During the Joys and Concerns portion of worship, Rev. Betty Connette (PSCE, 1985) welcomed a Pakistani family to worship and share their story. One of the ladies spoke of the persecution in Pakistan and their journey to America. She spoke of both struggles and triumphs, losing loved ones, and adjusting to a new culture. She spoke of the struggles that the children had in school and her concern about what they would do during the summer while the adults worked all day. Western Boulevard Presbyterian ended up being the answer to that question.

After seeing the sign for VBS and taking a picture so she had all of the information, she called the church to register her kids. So now, one week for the kids was covered. At the close of VBS, she began wondering what else the kids could do- were there other churches nearby that would be hosting VBS? One member reached out and took the family under her wing, driving the children to the local YMCA every day for the rest of the summer. Now, because of the time with other kids their age, the children were ready for the new school year with new friends.

Following a sermon about acting out God’s Word rather than just listening, this testimony hit home. The testimony was the answer to the question of the morning’s worship service, “What if?” When Western Boulevard put up the VBS sign on the lawn, little did they know their sign would be an answer to the question.

In every aspect of our ministry, we are called to be doers for this very reason. We never know who will see or hear us, and what our actions might do for them. In all that we do, we are called to portray God’s love and grace.

In a leadership class at Union, Dr. Ken McFayden told us that every mission and vision statement should start with who the church believes God is. I would add that every action of the church should demonstrate who they believe God to be.

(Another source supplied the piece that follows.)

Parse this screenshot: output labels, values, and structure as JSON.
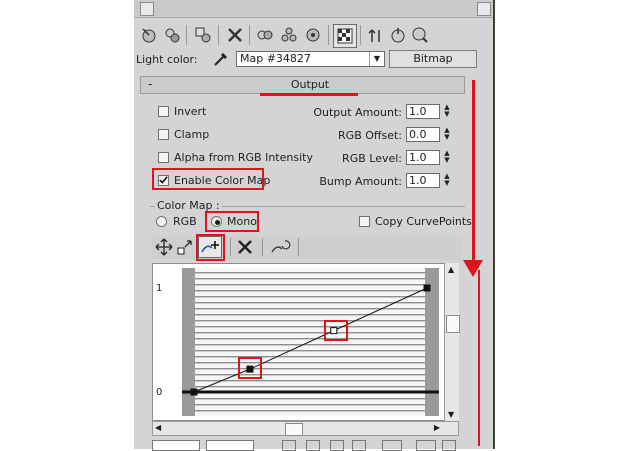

When we welcome others into worship, whether by a sign on the lawn or a hand shake at the door, we are portraying how we understand God.. We can sometimes be changing the life of someone. It may not happen every time our door is open or a sign is up, but that one time is sometimes all it takes. That one time is the reason that we strive to answer God’s call in all that we do.

What is the point? God is the point. If we can help someone find a home, find peace, or find love through our small actions in ministry, imagine how God can use our big actions.

As you take time to discern how to engage in new ministries this year, take time to think about how each action can help show who you believe God to be. You never know who will take a picture of that sign on the lawn in hopes of finding a much-needed answer!